Most businesses are already using the cloud in some form or are in the process of considering migrating one or more workloads to a cloud environment.
However, there are a number of reasons why certain businesses are reluctant to make the move, writes By Mike Rees, territory account manager for South Africa at Commvault.
Despite cloud’s many advertised benefits, there are several factors that may be holding organisations back.
Although many of the questions around cloud have been answered by now, there is still an air of the unknown around cloud and cloud services, especially in South Africa where the cloud is still relatively new by comparison to other parts of the world.
Many organisations still don’t really understand the concept of where the cloud is, or where their data will reside, should they move workloads there. The commitment of international cloud providers to soon establish data centres within South African borders addresses the concern around data sovereignty, yet there are still other valid reasons why businesses may not want to migrate at this point.
More tangible issues such as poor, unreliable connectivity to cloud environments, the responsibility of managing cloud data and workloads, as well as South Africa’s skills shortage for the retention of in-house experts to do so, are no small concern for enterprises who rely heavily on data for daily operations – which most do. To effectively manage an organisation’s IT and data requirements, specialists are needed. These are both scarce and, due to demand, expensive.
Data has become business critical, and one of the most valuable assets for any organisations. The protection, retention and analysis of that data is essential, as well as required by legislation – another complexity to add to cloud considerations. These factors combined may also make choosing the right cloud solution among the many options available on the market, today, a daunting prospect.
For organisations who are still considering the cloud, have hybrid environments with some workloads in the cloud and others on-premise, or who wish to retain their operations entirely on site, a managed service for IT and data management requirements may be the ideal solution.
Why a managed service may be the answer
According to TehTarget, a managed service is an arrangement where an organisation outsources the responsibility for the functionality of their IT services and equipment to a managed service partner, paying a regular fee for receipt of the service.
A managed service enables companies to relinquish the support and management of various components of their ICT infrastructure, applications and software to an expert that has far more collective experience in their field than an in-house IT department or resource.
For the organisation this means that they can focus entirely on their core business operations without needing to worry about their IT and data management. Businesses whose core function is not IT should not have to take on the added strain of managing IT and data when all they require is the results of those solutions.

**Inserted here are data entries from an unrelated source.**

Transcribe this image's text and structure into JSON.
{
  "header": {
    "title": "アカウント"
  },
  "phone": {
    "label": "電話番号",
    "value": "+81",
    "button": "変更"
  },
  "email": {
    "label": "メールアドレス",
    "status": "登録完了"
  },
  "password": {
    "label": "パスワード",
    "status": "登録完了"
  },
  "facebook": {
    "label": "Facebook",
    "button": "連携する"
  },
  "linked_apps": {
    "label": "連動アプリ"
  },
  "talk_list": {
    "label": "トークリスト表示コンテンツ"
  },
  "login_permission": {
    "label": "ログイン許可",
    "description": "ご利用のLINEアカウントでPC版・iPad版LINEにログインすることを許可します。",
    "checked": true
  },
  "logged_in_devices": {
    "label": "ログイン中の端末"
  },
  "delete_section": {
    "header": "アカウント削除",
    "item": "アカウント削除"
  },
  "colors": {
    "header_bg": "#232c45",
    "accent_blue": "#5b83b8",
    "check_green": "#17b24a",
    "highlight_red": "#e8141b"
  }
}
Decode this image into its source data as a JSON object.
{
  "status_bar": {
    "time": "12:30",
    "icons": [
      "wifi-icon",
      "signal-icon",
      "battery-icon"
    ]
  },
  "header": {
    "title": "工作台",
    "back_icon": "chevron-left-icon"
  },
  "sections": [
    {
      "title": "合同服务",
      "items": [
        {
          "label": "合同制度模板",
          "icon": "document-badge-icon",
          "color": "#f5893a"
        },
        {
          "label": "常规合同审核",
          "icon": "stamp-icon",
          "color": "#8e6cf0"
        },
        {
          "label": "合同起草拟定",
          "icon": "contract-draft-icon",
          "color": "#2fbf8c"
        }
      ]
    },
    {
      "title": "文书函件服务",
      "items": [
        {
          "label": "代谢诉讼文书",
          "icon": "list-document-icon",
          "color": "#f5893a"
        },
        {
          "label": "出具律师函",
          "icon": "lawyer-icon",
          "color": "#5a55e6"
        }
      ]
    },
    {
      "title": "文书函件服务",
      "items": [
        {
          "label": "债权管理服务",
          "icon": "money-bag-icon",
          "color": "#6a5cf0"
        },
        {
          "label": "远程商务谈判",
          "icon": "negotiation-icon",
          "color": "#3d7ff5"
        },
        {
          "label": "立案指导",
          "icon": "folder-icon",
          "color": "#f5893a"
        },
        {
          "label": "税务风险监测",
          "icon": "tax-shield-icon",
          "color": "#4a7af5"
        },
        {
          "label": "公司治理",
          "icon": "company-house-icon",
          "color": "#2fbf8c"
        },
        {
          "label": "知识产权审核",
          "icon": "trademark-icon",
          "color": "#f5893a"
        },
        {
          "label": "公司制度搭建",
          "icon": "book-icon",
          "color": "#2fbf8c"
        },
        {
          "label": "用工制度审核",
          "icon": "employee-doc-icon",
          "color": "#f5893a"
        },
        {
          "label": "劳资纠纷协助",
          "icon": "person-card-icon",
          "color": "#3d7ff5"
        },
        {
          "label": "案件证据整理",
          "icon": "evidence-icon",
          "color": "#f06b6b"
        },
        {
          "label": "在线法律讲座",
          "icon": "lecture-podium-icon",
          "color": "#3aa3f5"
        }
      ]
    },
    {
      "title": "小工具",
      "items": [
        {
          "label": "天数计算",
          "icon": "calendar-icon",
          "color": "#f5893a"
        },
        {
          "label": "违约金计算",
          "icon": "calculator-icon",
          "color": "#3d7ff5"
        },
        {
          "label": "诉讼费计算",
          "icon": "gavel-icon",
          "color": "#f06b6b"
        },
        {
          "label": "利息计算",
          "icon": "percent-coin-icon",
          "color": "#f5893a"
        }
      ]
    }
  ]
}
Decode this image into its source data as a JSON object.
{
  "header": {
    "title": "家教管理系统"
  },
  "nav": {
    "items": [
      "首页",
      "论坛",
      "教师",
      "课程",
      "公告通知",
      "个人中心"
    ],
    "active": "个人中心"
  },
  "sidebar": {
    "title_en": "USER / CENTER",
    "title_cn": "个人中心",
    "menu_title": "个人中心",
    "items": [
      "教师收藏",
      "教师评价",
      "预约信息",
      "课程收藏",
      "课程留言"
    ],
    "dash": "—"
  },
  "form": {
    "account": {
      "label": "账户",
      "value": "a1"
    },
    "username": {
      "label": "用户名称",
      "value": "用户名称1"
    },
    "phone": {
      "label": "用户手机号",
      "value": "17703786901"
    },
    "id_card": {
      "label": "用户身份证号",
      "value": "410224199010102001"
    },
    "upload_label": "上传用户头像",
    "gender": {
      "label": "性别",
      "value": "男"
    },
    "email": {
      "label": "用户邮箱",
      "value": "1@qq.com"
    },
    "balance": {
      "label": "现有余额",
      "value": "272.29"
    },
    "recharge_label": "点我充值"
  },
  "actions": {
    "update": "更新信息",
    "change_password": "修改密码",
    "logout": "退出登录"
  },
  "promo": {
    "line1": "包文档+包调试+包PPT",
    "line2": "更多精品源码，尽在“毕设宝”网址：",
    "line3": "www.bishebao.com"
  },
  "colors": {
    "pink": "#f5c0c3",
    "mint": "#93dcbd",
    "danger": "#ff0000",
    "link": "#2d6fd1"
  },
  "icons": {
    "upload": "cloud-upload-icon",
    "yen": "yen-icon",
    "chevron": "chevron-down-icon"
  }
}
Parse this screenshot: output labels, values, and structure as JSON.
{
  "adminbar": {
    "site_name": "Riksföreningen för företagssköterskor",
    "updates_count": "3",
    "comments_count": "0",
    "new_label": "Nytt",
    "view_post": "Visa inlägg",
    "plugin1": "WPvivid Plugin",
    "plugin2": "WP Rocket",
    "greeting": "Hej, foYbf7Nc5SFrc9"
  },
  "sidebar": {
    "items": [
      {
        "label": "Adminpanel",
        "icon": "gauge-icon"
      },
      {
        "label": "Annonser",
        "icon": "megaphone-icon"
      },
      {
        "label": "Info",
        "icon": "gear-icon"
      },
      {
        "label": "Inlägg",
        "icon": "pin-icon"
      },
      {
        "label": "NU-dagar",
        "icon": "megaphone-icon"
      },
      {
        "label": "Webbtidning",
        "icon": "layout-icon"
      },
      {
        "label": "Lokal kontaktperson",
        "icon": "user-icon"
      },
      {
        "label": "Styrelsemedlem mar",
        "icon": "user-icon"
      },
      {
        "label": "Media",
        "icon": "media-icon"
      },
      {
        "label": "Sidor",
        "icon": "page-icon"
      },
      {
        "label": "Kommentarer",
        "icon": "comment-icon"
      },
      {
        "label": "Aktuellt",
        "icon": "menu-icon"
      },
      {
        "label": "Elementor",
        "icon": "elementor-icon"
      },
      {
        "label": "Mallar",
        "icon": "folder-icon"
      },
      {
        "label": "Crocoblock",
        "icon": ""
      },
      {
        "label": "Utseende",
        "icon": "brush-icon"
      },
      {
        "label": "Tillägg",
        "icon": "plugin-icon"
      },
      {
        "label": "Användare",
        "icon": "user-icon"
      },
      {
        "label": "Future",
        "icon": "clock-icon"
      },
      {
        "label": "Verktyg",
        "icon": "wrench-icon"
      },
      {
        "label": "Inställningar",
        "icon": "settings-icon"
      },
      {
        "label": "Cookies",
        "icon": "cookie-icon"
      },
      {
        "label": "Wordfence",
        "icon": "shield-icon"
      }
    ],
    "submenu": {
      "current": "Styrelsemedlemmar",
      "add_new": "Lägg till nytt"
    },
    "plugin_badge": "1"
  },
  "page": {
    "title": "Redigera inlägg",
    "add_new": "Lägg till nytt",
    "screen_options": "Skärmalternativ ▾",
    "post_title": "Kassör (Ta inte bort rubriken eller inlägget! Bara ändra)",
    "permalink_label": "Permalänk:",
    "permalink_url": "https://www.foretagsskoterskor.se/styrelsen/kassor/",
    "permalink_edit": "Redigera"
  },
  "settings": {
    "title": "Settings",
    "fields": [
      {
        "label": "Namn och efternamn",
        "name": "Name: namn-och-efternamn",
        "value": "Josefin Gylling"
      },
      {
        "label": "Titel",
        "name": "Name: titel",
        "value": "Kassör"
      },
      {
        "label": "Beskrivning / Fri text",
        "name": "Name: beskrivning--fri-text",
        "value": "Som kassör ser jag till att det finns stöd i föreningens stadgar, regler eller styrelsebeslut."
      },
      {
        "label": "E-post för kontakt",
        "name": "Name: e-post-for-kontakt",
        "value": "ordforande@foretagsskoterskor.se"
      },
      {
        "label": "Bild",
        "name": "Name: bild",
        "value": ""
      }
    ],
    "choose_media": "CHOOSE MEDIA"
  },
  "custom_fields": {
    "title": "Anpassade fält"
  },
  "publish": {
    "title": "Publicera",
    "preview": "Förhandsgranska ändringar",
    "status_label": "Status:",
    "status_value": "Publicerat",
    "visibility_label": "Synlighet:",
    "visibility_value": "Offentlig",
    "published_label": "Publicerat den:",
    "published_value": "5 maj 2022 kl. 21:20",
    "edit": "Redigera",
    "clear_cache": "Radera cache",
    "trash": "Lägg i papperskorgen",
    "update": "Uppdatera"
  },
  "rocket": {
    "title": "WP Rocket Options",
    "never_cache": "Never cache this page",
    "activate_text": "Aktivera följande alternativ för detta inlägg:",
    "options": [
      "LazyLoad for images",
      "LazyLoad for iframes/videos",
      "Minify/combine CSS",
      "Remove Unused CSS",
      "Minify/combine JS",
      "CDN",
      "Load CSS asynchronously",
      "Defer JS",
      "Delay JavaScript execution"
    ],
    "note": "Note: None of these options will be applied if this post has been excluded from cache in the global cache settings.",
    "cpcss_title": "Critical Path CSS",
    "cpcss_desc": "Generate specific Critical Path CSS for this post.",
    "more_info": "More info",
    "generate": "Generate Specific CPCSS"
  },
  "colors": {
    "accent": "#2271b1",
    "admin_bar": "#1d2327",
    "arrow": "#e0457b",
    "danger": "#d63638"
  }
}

A data management and backup service takes the strain away. They offer the expertise, the latest technology, and the scalability to give customers the results and services they need without worrying about how they are delivered. Service Level Agreements ensure that services and data are available, secure and accessible.
Organisations who prefer to keep their own infrastructure can leverage an outsource partner to take over the management of their services. In this way, as they grow, their managed service provider can expand their environment without the organisation having to purchase new equipment or space. Managed services can also assist with the transition to cloud, as many managed service partners, today, leverage the cloud to offer their own services.
Nevertheless, it is important to choose a mangled service provider who are able to offer flexible, scalable solutions that are secure and deliver on the organisation’s business needs. Managed services may remove the responsibility and dependency on skilled staff, however control of the services received and how the data is managed still remains with the organisation receiving the managed service. Organisations can determine their preferences, ensuring that services delivered are aligned with business goals and compliance requirements.
A managed service is the best of both worlds. Whether managed services are offered on existing infrastructure, a hybrid of both existing and cloud, or a move to the cloud entirely, they provide organisations with the peace of mind that comes with receiving best of breed services, without worrying about how it’s done.